Once upon a time, Zeus, taking the form of a swan had seduced Leda, the wife of King Tyndareus of Sparta. That same day, Tyndareus also lay with Leda. Subsequently, instead of delivering a baby, Leda laid an egg. From the egg were hatched four babies. First the twin brothers Castor and Polydeuces, also known as the Dioscuri came out. Thereafter, the sisters Clytaemnestra and Helen came out of the egg. Polydeuces and Helen were the immortal children of Zeus, while Castor and Clytaemnestra were the mortal children of Tyndareus. When the children grew up, Tyndareus gave Clytaemnestra in marriage to Tantalus, the son of Broteas. Clytaemnestra begat a child to Tantalus.

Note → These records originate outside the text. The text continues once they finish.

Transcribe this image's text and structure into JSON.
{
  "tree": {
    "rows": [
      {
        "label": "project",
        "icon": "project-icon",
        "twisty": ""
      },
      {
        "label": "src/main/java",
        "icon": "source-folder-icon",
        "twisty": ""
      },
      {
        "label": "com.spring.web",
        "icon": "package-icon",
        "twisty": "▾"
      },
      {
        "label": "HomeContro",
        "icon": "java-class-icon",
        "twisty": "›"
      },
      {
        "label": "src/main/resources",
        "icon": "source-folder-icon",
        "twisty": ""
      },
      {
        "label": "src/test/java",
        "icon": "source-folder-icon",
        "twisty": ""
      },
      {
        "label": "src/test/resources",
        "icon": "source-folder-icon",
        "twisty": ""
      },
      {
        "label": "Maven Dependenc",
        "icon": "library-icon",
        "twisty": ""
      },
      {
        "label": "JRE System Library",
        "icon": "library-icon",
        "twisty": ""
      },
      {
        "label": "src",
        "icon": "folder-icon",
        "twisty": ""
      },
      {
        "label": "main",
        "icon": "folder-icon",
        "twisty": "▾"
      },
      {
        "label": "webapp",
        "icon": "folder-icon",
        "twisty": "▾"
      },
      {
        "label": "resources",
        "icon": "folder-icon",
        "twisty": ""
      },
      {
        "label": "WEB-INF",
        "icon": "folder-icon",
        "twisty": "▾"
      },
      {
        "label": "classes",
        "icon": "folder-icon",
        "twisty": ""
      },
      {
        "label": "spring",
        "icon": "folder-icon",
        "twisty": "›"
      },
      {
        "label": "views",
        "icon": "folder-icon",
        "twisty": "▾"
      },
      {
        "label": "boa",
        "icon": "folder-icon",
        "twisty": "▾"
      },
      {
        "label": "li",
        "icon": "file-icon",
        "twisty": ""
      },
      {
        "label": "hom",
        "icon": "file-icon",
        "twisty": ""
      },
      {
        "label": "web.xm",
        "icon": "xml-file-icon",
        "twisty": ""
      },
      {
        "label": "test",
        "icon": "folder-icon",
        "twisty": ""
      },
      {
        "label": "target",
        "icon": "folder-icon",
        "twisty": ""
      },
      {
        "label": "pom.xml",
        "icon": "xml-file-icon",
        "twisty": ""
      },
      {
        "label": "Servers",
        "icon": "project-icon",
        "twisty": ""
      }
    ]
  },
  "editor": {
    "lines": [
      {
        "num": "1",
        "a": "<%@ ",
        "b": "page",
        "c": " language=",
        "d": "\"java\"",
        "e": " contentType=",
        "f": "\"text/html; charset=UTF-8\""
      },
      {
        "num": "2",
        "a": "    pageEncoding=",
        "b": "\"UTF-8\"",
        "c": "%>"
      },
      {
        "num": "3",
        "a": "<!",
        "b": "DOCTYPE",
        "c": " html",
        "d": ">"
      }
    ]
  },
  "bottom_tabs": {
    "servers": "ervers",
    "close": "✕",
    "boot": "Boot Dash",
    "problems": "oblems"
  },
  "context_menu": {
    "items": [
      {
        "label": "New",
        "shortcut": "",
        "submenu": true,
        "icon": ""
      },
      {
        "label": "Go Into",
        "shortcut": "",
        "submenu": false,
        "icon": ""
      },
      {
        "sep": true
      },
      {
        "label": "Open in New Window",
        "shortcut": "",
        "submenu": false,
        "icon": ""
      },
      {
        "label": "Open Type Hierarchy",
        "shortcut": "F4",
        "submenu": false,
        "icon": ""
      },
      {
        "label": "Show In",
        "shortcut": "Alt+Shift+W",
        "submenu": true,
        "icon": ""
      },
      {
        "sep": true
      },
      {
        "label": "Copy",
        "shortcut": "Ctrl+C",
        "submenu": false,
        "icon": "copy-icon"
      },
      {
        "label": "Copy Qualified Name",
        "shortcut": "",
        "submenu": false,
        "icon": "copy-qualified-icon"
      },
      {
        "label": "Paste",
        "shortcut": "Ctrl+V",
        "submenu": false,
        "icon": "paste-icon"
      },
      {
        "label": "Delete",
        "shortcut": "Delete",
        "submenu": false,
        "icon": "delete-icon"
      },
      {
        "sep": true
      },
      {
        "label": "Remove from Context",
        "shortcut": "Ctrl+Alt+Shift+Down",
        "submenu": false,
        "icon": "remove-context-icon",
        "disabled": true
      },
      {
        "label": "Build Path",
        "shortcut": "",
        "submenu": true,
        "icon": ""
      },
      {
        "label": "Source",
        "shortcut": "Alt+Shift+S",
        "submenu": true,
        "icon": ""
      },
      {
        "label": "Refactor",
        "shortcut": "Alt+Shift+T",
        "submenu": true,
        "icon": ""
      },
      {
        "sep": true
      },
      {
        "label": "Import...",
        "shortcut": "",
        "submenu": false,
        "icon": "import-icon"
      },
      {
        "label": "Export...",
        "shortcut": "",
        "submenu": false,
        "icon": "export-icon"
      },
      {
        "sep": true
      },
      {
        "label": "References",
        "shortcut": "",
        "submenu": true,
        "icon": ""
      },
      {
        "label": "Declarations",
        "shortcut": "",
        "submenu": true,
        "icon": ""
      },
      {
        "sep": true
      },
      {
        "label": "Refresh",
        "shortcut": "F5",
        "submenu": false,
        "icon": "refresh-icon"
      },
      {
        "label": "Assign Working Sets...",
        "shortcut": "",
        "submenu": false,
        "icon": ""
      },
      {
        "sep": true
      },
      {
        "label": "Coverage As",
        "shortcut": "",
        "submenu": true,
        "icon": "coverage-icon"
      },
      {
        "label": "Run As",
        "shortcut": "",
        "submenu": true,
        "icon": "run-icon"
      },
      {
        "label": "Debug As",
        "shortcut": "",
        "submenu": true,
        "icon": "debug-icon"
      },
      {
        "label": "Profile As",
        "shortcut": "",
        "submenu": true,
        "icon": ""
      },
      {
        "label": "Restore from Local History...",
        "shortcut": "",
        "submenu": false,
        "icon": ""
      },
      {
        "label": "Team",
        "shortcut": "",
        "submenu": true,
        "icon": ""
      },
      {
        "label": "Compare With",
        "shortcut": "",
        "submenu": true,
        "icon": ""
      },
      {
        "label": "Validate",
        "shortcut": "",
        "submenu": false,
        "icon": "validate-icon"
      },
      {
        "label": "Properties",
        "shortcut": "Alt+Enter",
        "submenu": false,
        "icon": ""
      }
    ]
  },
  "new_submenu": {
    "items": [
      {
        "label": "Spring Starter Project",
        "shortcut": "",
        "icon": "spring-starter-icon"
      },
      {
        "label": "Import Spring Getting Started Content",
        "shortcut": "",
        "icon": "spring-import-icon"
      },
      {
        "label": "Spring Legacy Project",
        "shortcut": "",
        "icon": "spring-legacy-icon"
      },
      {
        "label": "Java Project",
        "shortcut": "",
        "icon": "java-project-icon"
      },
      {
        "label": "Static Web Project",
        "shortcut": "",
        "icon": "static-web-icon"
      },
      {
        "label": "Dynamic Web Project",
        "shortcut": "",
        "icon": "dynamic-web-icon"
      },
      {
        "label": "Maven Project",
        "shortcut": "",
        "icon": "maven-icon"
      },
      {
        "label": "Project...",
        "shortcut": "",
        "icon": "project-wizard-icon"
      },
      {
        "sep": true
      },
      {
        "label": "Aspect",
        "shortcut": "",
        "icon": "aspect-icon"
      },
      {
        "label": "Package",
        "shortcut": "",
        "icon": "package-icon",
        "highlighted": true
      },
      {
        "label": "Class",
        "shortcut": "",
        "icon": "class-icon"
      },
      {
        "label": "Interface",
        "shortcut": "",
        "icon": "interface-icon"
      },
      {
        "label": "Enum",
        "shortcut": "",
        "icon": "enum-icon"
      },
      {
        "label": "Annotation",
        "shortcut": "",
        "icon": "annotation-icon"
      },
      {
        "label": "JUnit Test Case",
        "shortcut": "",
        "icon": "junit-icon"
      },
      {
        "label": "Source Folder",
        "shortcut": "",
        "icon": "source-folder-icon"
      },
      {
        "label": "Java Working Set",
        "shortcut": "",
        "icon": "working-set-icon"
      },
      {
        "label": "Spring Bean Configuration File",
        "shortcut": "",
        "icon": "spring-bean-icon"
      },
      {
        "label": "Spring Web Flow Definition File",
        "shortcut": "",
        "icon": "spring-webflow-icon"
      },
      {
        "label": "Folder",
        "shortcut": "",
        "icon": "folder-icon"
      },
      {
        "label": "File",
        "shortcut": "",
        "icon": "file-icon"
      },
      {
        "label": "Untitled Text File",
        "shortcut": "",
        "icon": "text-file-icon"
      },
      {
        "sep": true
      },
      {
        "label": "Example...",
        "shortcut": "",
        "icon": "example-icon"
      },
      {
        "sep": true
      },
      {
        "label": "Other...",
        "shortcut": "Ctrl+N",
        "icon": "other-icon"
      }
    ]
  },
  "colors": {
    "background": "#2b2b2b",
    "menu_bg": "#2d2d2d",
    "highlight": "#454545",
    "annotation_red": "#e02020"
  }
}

Meanwhile, Aegisthus, the son of Thyestes, had killed his uncle King Atreus of Mycenae and subsequently, Thyestes, became the king of Mycenae. Agamemnon and Menelaus, the sons of Atreus also known as the Atrides, were exiled from Mycenae. In exile, the Atrides resided with King Polyphides of Sicyon for some time and later, stayed with King Oeneus of Calydon. Soon, they sought the help of King Tyndareus of Sparta and launched an attack on Mycenae. Thyestes fled away to the Cythera island and the Atrides seized power of Mycenae. Agamemnon became the King of Mycenae.
Agamemnon desired Clytaemnestra. He killed Tantalus, snatched Clytaemnestra’s babe from her breast, and killed the babe by dashing the babe against a stone wall. The Dioscuri came to avenge their sister, but Agamemnon as a suppliant, knelt before Tyndareus and prayed for mercy. Tyndareus rescued Agamemnon and gave Clytaemnestra in marriage to Agamemnon. This marriage united the kingdoms of Mycenae and Sparta.
Later, Tyndareus married his extraordinarily beautiful stepdaughter Helen, to Menelaus, the brother of Agamemnon. After the Dioscuri became gods, Tyndareus gave the throne of Sparta to his son-in-law Menelaus.
Excerpt from the book “Once Upon A Time-II: 150 Greek Mythology Stories” by Rajen Jani